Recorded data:
- Opening Delimiter -

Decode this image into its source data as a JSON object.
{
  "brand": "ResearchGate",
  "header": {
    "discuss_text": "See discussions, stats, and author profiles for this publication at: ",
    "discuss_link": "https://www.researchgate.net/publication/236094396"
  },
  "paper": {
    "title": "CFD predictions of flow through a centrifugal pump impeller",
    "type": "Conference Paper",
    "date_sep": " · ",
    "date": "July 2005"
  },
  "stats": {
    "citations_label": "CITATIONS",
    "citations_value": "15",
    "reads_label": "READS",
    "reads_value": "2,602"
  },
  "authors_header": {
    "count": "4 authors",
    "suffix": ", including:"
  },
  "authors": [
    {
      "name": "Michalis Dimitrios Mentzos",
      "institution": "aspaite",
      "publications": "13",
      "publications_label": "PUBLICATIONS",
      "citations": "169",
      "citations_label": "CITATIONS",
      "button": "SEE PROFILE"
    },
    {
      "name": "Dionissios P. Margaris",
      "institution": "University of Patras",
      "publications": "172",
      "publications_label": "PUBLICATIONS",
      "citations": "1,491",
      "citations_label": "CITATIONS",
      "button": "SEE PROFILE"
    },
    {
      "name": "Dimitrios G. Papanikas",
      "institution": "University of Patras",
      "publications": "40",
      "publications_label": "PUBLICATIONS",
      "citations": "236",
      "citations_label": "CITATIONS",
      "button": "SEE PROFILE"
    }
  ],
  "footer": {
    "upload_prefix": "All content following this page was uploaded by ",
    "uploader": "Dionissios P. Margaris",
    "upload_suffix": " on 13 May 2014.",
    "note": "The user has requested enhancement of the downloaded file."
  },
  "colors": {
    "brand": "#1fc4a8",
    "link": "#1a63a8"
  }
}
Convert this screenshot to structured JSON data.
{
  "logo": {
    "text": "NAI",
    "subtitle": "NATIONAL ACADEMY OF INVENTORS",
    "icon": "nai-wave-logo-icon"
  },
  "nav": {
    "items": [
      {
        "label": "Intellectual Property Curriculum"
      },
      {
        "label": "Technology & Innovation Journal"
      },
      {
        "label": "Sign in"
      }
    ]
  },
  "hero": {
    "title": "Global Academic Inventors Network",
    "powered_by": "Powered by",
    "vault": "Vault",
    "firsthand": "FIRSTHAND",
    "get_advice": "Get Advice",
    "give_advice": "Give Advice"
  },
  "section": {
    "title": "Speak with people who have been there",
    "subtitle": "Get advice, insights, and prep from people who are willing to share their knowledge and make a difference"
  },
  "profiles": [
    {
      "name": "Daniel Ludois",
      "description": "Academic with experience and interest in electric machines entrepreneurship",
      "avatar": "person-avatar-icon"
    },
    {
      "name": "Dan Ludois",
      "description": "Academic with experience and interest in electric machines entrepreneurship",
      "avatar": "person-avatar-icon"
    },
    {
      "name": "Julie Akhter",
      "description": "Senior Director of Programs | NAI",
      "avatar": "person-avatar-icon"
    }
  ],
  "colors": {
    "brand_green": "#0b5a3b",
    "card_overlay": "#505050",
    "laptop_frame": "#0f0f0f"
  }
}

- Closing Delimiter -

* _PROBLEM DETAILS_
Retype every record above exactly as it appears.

* _TASK RESPONSE_
Decode this image into its source data as a JSON object.
{
  "brand": "ResearchGate",
  "header": {
    "discuss_text": "See discussions, stats, and author profiles for this publication at: ",
    "discuss_link": "https://www.researchgate.net/publication/236094396"
  },
  "paper": {
    "title": "CFD predictions of flow through a centrifugal pump impeller",
    "type": "Conference Paper",
    "date_sep": " · ",
    "date": "July 2005"
  },
  "stats": {
    "citations_label": "CITATIONS",
    "citations_value": "15",
    "reads_label": "READS",
    "reads_value": "2,602"
  },
  "authors_header": {
    "count": "4 authors",
    "suffix": ", including:"
  },
  "authors": [
    {
      "name": "Michalis Dimitrios Mentzos",
      "institution": "aspaite",
      "publications": "13",
      "publications_label": "PUBLICATIONS",
      "citations": "169",
      "citations_label": "CITATIONS",
      "button": "SEE PROFILE"
    },
    {
      "name": "Dionissios P. Margaris",
      "institution": "University of Patras",
      "publications": "172",
      "publications_label": "PUBLICATIONS",
      "citations": "1,491",
      "citations_label": "CITATIONS",
      "button": "SEE PROFILE"
    },
    {
      "name": "Dimitrios G. Papanikas",
      "institution": "University of Patras",
      "publications": "40",
      "publications_label": "PUBLICATIONS",
      "citations": "236",
      "citations_label": "CITATIONS",
      "button": "SEE PROFILE"
    }
  ],
  "footer": {
    "upload_prefix": "All content following this page was uploaded by ",
    "uploader": "Dionissios P. Margaris",
    "upload_suffix": " on 13 May 2014.",
    "note": "The user has requested enhancement of the downloaded file."
  },
  "colors": {
    "brand": "#1fc4a8",
    "link": "#1a63a8"
  }
}
Convert this screenshot to structured JSON data.
{
  "logo": {
    "text": "NAI",
    "subtitle": "NATIONAL ACADEMY OF INVENTORS",
    "icon": "nai-wave-logo-icon"
  },
  "nav": {
    "items": [
      {
        "label": "Intellectual Property Curriculum"
      },
      {
        "label": "Technology & Innovation Journal"
      },
      {
        "label": "Sign in"
      }
    ]
  },
  "hero": {
    "title": "Global Academic Inventors Network",
    "powered_by": "Powered by",
    "vault": "Vault",
    "firsthand": "FIRSTHAND",
    "get_advice": "Get Advice",
    "give_advice": "Give Advice"
  },
  "section": {
    "title": "Speak with people who have been there",
    "subtitle": "Get advice, insights, and prep from people who are willing to share their knowledge and make a difference"
  },
  "profiles": [
    {
      "name": "Daniel Ludois",
      "description": "Academic with experience and interest in electric machines entrepreneurship",
      "avatar": "person-avatar-icon"
    },
    {
      "name": "Dan Ludois",
      "description": "Academic with experience and interest in electric machines entrepreneurship",
      "avatar": "person-avatar-icon"
    },
    {
      "name": "Julie Akhter",
      "description": "Senior Director of Programs | NAI",
      "avatar": "person-avatar-icon"
    }
  ],
  "colors": {
    "brand_green": "#0b5a3b",
    "card_overlay": "#505050",
    "laptop_frame": "#0f0f0f"
  }
}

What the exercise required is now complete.